TO DO
Would you print the full listing word for word?

▽

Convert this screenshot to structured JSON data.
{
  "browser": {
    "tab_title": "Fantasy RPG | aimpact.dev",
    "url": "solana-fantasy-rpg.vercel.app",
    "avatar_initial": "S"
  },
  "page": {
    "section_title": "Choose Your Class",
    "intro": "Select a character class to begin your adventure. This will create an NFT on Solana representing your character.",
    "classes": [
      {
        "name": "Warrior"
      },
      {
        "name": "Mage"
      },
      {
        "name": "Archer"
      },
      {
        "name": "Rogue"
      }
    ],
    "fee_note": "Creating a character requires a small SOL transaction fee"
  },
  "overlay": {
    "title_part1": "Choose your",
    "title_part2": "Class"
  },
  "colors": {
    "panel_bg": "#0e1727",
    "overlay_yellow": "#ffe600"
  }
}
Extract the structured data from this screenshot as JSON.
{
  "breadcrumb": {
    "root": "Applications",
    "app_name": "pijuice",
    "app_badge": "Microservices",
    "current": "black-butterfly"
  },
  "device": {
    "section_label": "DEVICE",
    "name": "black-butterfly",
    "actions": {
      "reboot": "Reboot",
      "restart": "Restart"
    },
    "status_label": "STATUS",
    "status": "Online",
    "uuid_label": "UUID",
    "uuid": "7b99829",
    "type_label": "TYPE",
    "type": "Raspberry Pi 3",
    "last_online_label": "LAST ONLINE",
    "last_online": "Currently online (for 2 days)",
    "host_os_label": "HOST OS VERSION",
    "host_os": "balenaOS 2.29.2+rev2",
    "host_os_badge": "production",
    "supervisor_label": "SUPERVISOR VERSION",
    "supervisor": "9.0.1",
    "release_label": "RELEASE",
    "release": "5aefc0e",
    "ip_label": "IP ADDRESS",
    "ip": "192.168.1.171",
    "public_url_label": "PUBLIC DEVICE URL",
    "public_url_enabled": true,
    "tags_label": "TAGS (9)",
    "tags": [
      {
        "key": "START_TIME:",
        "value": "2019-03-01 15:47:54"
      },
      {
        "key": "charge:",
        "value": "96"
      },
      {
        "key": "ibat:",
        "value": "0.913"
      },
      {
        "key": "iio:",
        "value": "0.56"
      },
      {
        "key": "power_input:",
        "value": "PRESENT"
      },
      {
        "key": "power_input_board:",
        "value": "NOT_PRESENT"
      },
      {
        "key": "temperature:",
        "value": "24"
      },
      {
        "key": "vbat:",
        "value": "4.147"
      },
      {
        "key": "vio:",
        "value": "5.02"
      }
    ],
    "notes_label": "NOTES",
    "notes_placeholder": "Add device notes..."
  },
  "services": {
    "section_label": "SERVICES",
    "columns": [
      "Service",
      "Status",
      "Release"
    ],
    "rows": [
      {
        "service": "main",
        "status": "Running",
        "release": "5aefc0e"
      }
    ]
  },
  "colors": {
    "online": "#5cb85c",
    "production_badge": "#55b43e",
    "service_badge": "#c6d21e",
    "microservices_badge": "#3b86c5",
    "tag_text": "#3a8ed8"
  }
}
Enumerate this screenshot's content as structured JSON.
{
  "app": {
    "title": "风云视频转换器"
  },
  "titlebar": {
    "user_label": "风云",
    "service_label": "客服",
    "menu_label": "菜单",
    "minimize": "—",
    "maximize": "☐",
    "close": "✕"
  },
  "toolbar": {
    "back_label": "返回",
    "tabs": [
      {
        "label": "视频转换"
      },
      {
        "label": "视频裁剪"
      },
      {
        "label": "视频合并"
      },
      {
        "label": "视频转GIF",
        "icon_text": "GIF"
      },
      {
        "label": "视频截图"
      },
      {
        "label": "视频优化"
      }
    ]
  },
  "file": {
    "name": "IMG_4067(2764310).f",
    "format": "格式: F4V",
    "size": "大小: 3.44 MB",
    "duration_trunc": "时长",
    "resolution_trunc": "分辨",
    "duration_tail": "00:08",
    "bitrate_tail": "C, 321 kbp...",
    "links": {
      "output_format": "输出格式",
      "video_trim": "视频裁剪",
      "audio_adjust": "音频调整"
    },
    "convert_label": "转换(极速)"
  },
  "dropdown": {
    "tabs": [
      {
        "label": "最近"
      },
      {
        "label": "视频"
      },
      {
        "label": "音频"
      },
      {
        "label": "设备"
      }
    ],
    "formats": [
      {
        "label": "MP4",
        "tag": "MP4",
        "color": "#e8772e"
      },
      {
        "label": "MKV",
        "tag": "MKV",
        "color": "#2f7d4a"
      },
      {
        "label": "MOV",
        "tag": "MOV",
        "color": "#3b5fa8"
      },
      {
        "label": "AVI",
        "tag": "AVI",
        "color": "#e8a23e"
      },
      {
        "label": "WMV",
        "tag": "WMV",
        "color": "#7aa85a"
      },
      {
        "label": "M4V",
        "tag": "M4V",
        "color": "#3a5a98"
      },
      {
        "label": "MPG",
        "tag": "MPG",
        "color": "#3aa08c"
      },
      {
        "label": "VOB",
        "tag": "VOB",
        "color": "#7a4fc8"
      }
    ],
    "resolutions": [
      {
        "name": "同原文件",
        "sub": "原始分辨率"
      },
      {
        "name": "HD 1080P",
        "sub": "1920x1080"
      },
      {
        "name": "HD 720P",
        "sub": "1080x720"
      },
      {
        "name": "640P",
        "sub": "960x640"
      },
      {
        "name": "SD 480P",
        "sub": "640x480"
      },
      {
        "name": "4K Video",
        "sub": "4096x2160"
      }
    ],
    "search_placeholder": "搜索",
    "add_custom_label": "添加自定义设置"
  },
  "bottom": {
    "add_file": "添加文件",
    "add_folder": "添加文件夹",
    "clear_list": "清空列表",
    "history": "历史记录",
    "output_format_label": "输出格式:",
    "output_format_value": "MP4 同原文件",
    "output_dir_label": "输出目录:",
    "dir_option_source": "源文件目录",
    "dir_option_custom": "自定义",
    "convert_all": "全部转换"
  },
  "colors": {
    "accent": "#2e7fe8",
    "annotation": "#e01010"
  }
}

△

SOLUTION TO THE PROBLEM
Convert this screenshot to structured JSON data.
{
  "browser": {
    "tab_title": "Fantasy RPG | aimpact.dev",
    "url": "solana-fantasy-rpg.vercel.app",
    "avatar_initial": "S"
  },
  "page": {
    "section_title": "Choose Your Class",
    "intro": "Select a character class to begin your adventure. This will create an NFT on Solana representing your character.",
    "classes": [
      {
        "name": "Warrior"
      },
      {
        "name": "Mage"
      },
      {
        "name": "Archer"
      },
      {
        "name": "Rogue"
      }
    ],
    "fee_note": "Creating a character requires a small SOL transaction fee"
  },
  "overlay": {
    "title_part1": "Choose your",
    "title_part2": "Class"
  },
  "colors": {
    "panel_bg": "#0e1727",
    "overlay_yellow": "#ffe600"
  }
}
Extract the structured data from this screenshot as JSON.
{
  "breadcrumb": {
    "root": "Applications",
    "app_name": "pijuice",
    "app_badge": "Microservices",
    "current": "black-butterfly"
  },
  "device": {
    "section_label": "DEVICE",
    "name": "black-butterfly",
    "actions": {
      "reboot": "Reboot",
      "restart": "Restart"
    },
    "status_label": "STATUS",
    "status": "Online",
    "uuid_label": "UUID",
    "uuid": "7b99829",
    "type_label": "TYPE",
    "type": "Raspberry Pi 3",
    "last_online_label": "LAST ONLINE",
    "last_online": "Currently online (for 2 days)",
    "host_os_label": "HOST OS VERSION",
    "host_os": "balenaOS 2.29.2+rev2",
    "host_os_badge": "production",
    "supervisor_label": "SUPERVISOR VERSION",
    "supervisor": "9.0.1",
    "release_label": "RELEASE",
    "release": "5aefc0e",
    "ip_label": "IP ADDRESS",
    "ip": "192.168.1.171",
    "public_url_label": "PUBLIC DEVICE URL",
    "public_url_enabled": true,
    "tags_label": "TAGS (9)",
    "tags": [
      {
        "key": "START_TIME:",
        "value": "2019-03-01 15:47:54"
      },
      {
        "key": "charge:",
        "value": "96"
      },
      {
        "key": "ibat:",
        "value": "0.913"
      },
      {
        "key": "iio:",
        "value": "0.56"
      },
      {
        "key": "power_input:",
        "value": "PRESENT"
      },
      {
        "key": "power_input_board:",
        "value": "NOT_PRESENT"
      },
      {
        "key": "temperature:",
        "value": "24"
      },
      {
        "key": "vbat:",
        "value": "4.147"
      },
      {
        "key": "vio:",
        "value": "5.02"
      }
    ],
    "notes_label": "NOTES",
    "notes_placeholder": "Add device notes..."
  },
  "services": {
    "section_label": "SERVICES",
    "columns": [
      "Service",
      "Status",
      "Release"
    ],
    "rows": [
      {
        "service": "main",
        "status": "Running",
        "release": "5aefc0e"
      }
    ]
  },
  "colors": {
    "online": "#5cb85c",
    "production_badge": "#55b43e",
    "service_badge": "#c6d21e",
    "microservices_badge": "#3b86c5",
    "tag_text": "#3a8ed8"
  }
}
Enumerate this screenshot's content as structured JSON.
{
  "app": {
    "title": "风云视频转换器"
  },
  "titlebar": {
    "user_label": "风云",
    "service_label": "客服",
    "menu_label": "菜单",
    "minimize": "—",
    "maximize": "☐",
    "close": "✕"
  },
  "toolbar": {
    "back_label": "返回",
    "tabs": [
      {
        "label": "视频转换"
      },
      {
        "label": "视频裁剪"
      },
      {
        "label": "视频合并"
      },
      {
        "label": "视频转GIF",
        "icon_text": "GIF"
      },
      {
        "label": "视频截图"
      },
      {
        "label": "视频优化"
      }
    ]
  },
  "file": {
    "name": "IMG_4067(2764310).f",
    "format": "格式: F4V",
    "size": "大小: 3.44 MB",
    "duration_trunc": "时长",
    "resolution_trunc": "分辨",
    "duration_tail": "00:08",
    "bitrate_tail": "C, 321 kbp...",
    "links": {
      "output_format": "输出格式",
      "video_trim": "视频裁剪",
      "audio_adjust": "音频调整"
    },
    "convert_label": "转换(极速)"
  },
  "dropdown": {
    "tabs": [
      {
        "label": "最近"
      },
      {
        "label": "视频"
      },
      {
        "label": "音频"
      },
      {
        "label": "设备"
      }
    ],
    "formats": [
      {
        "label": "MP4",
        "tag": "MP4",
        "color": "#e8772e"
      },
      {
        "label": "MKV",
        "tag": "MKV",
        "color": "#2f7d4a"
      },
      {
        "label": "MOV",
        "tag": "MOV",
        "color": "#3b5fa8"
      },
      {
        "label": "AVI",
        "tag": "AVI",
        "color": "#e8a23e"
      },
      {
        "label": "WMV",
        "tag": "WMV",
        "color": "#7aa85a"
      },
      {
        "label": "M4V",
        "tag": "M4V",
        "color": "#3a5a98"
      },
      {
        "label": "MPG",
        "tag": "MPG",
        "color": "#3aa08c"
      },
      {
        "label": "VOB",
        "tag": "VOB",
        "color": "#7a4fc8"
      }
    ],
    "resolutions": [
      {
        "name": "同原文件",
        "sub": "原始分辨率"
      },
      {
        "name": "HD 1080P",
        "sub": "1920x1080"
      },
      {
        "name": "HD 720P",
        "sub": "1080x720"
      },
      {
        "name": "640P",
        "sub": "960x640"
      },
      {
        "name": "SD 480P",
        "sub": "640x480"
      },
      {
        "name": "4K Video",
        "sub": "4096x2160"
      }
    ],
    "search_placeholder": "搜索",
    "add_custom_label": "添加自定义设置"
  },
  "bottom": {
    "add_file": "添加文件",
    "add_folder": "添加文件夹",
    "clear_list": "清空列表",
    "history": "历史记录",
    "output_format_label": "输出格式:",
    "output_format_value": "MP4 同原文件",
    "output_dir_label": "输出目录:",
    "dir_option_source": "源文件目录",
    "dir_option_custom": "自定义",
    "convert_all": "全部转换"
  },
  "colors": {
    "accent": "#2e7fe8",
    "annotation": "#e01010"
  }
}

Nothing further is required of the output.